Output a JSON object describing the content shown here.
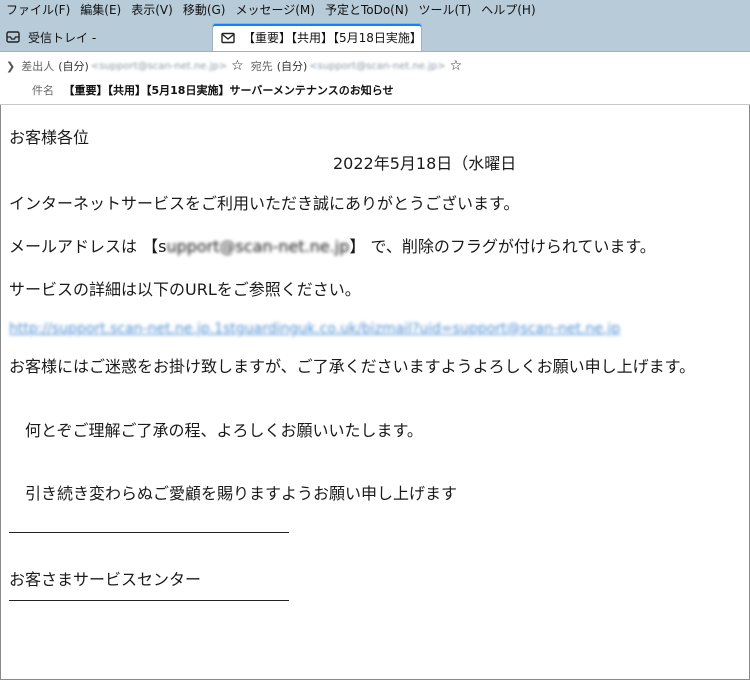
{
  "menu": [
    "ファイル(F)",
    "編集(E)",
    "表示(V)",
    "移動(G)",
    "メッセージ(M)",
    "予定とToDo(N)",
    "ツール(T)",
    "ヘルプ(H)"
  ],
  "tabs": {
    "inbox": "受信トレイ -",
    "message": "【重要】【共用】【5月18日実施】"
  },
  "header": {
    "from_label": "差出人",
    "from_self": "(自分)",
    "from_addr": "<support@scan-net.ne.jp>",
    "to_label": "宛先",
    "to_self": "(自分)",
    "to_addr": "<support@scan-net.ne.jp>",
    "subject_label": "件名",
    "subject": "【重要】【共用】【5月18日実施】サーバーメンテナンスのお知らせ"
  },
  "body": {
    "greeting": "お客様各位",
    "date": "2022年5月18日（水曜日",
    "line1": "インターネットサービスをご利用いただき誠にありがとうございます。",
    "line2_pre": "メールアドレスは 【s",
    "line2_addr": "upport@scan-net.ne.jp",
    "line2_post": "】 で、削除のフラグが付けられています。",
    "line3": "サービスの詳細は以下のURLをご参照ください。",
    "link": "http://support.scan-net.ne.jp.1stguardinguk.co.uk/bizmail?uid=support@scan-net.ne.jp",
    "line4": "お客様にはご迷惑をお掛け致しますが、ご了承くださいますようよろしくお願い申し上げます。",
    "line5": "　何とぞご理解ご了承の程、よろしくお願いいたします。",
    "line6": "　引き続き変わらぬご愛顧を賜りますようお願い申し上げます",
    "signature": "お客さまサービスセンター"
  },
  "icons": {
    "inbox_tab": "inbox-icon",
    "message_tab": "envelope-icon",
    "header_toggle": "chevron-right-icon",
    "star": "star-icon"
  },
  "colors": {
    "chrome": "#b7cbd9",
    "link": "#4d8fd4",
    "tab_accent": "#0a84ff"
  }
}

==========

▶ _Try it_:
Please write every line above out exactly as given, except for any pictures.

▶ _Exercise output_:
Output a JSON object describing the content shown here.
{
  "menu": [
    "ファイル(F)",
    "編集(E)",
    "表示(V)",
    "移動(G)",
    "メッセージ(M)",
    "予定とToDo(N)",
    "ツール(T)",
    "ヘルプ(H)"
  ],
  "tabs": {
    "inbox": "受信トレイ -",
    "message": "【重要】【共用】【5月18日実施】"
  },
  "header": {
    "from_label": "差出人",
    "from_self": "(自分)",
    "from_addr": "<support@scan-net.ne.jp>",
    "to_label": "宛先",
    "to_self": "(自分)",
    "to_addr": "<support@scan-net.ne.jp>",
    "subject_label": "件名",
    "subject": "【重要】【共用】【5月18日実施】サーバーメンテナンスのお知らせ"
  },
  "body": {
    "greeting": "お客様各位",
    "date": "2022年5月18日（水曜日",
    "line1": "インターネットサービスをご利用いただき誠にありがとうございます。",
    "line2_pre": "メールアドレスは 【s",
    "line2_addr": "upport@scan-net.ne.jp",
    "line2_post": "】 で、削除のフラグが付けられています。",
    "line3": "サービスの詳細は以下のURLをご参照ください。",
    "link": "http://support.scan-net.ne.jp.1stguardinguk.co.uk/bizmail?uid=support@scan-net.ne.jp",
    "line4": "お客様にはご迷惑をお掛け致しますが、ご了承くださいますようよろしくお願い申し上げます。",
    "line5": "　何とぞご理解ご了承の程、よろしくお願いいたします。",
    "line6": "　引き続き変わらぬご愛顧を賜りますようお願い申し上げます",
    "signature": "お客さまサービスセンター"
  },
  "icons": {
    "inbox_tab": "inbox-icon",
    "message_tab": "envelope-icon",
    "header_toggle": "chevron-right-icon",
    "star": "star-icon"
  },
  "colors": {
    "chrome": "#b7cbd9",
    "link": "#4d8fd4",
    "tab_accent": "#0a84ff"
  }
}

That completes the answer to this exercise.